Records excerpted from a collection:
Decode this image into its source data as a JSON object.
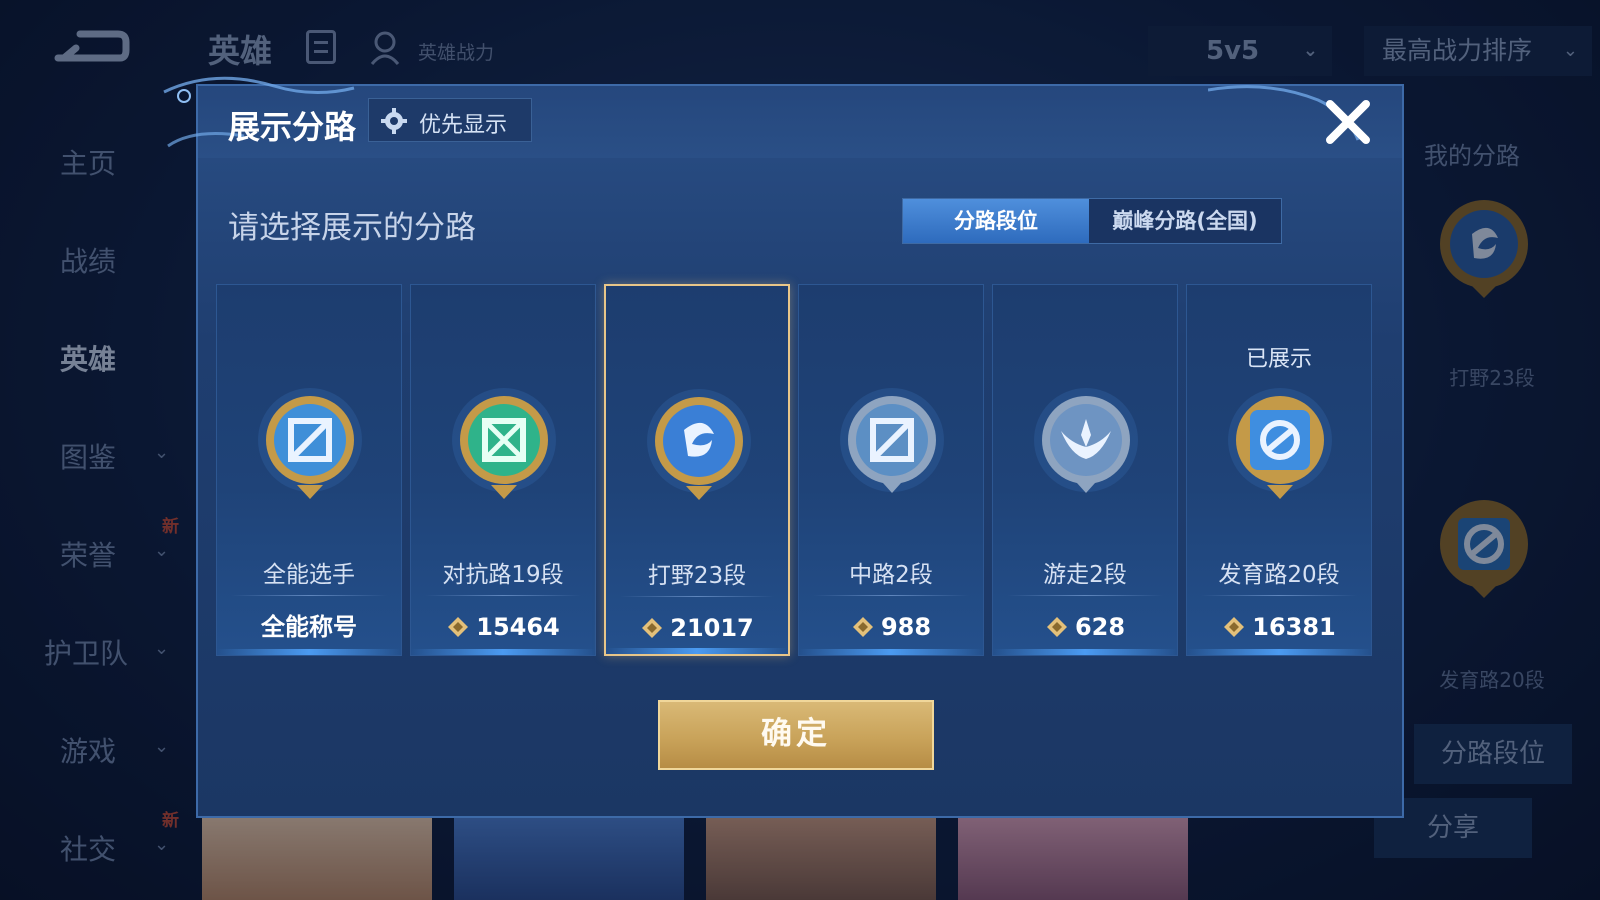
{
  "app": {
    "top_title": "英雄",
    "power_label": "英雄战力",
    "mode_select": "5v5",
    "sort_select": "最高战力排序"
  },
  "side_nav": [
    {
      "label": "主页",
      "has_arrow": false
    },
    {
      "label": "战绩",
      "has_arrow": false
    },
    {
      "label": "英雄",
      "has_arrow": false,
      "active": true
    },
    {
      "label": "图鉴",
      "has_arrow": true
    },
    {
      "label": "荣誉",
      "has_arrow": true,
      "badge": "新"
    },
    {
      "label": "护卫队",
      "has_arrow": true
    },
    {
      "label": "游戏",
      "has_arrow": true
    },
    {
      "label": "社交",
      "has_arrow": true,
      "badge": "新"
    }
  ],
  "right_panel": {
    "title": "我的分路",
    "badge1_label": "打野23段",
    "badge2_label": "发育路20段",
    "lane_rank_button": "分路段位",
    "share_button": "分享"
  },
  "modal": {
    "title": "展示分路",
    "priority_button": "优先显示",
    "subtitle": "请选择展示的分路",
    "tabs": [
      {
        "label": "分路段位",
        "active": true
      },
      {
        "label": "巅峰分路(全国)",
        "active": false
      }
    ],
    "cards": [
      {
        "name": "全能选手",
        "stat": "全能称号",
        "badge_icon": "all-round-badge-icon",
        "badge_color": "#4a9de0"
      },
      {
        "name": "对抗路19段",
        "stat": "15464",
        "badge_icon": "clash-lane-badge-icon",
        "badge_color": "#2fb38a"
      },
      {
        "name": "打野23段",
        "stat": "21017",
        "badge_icon": "jungle-badge-icon",
        "badge_color": "#3a7fd6",
        "selected": true
      },
      {
        "name": "中路2段",
        "stat": "988",
        "badge_icon": "mid-lane-badge-icon",
        "badge_color": "#5c8fc4"
      },
      {
        "name": "游走2段",
        "stat": "628",
        "badge_icon": "roam-badge-icon",
        "badge_color": "#6e94c2"
      },
      {
        "name": "发育路20段",
        "stat": "16381",
        "badge_icon": "farm-lane-badge-icon",
        "badge_color": "#3f8ee0",
        "shown_label": "已展示"
      }
    ],
    "confirm_button": "确定"
  },
  "colors": {
    "accent_gold": "#e8c689",
    "tab_active": "#3f7fcf",
    "modal_bg": "#1f3e70"
  }
}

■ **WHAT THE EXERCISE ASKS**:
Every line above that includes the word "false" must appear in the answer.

■ **ANSWER FOR THE TASK**:
      "has_arrow": false
      "has_arrow": false
      "has_arrow": false,
        "active": false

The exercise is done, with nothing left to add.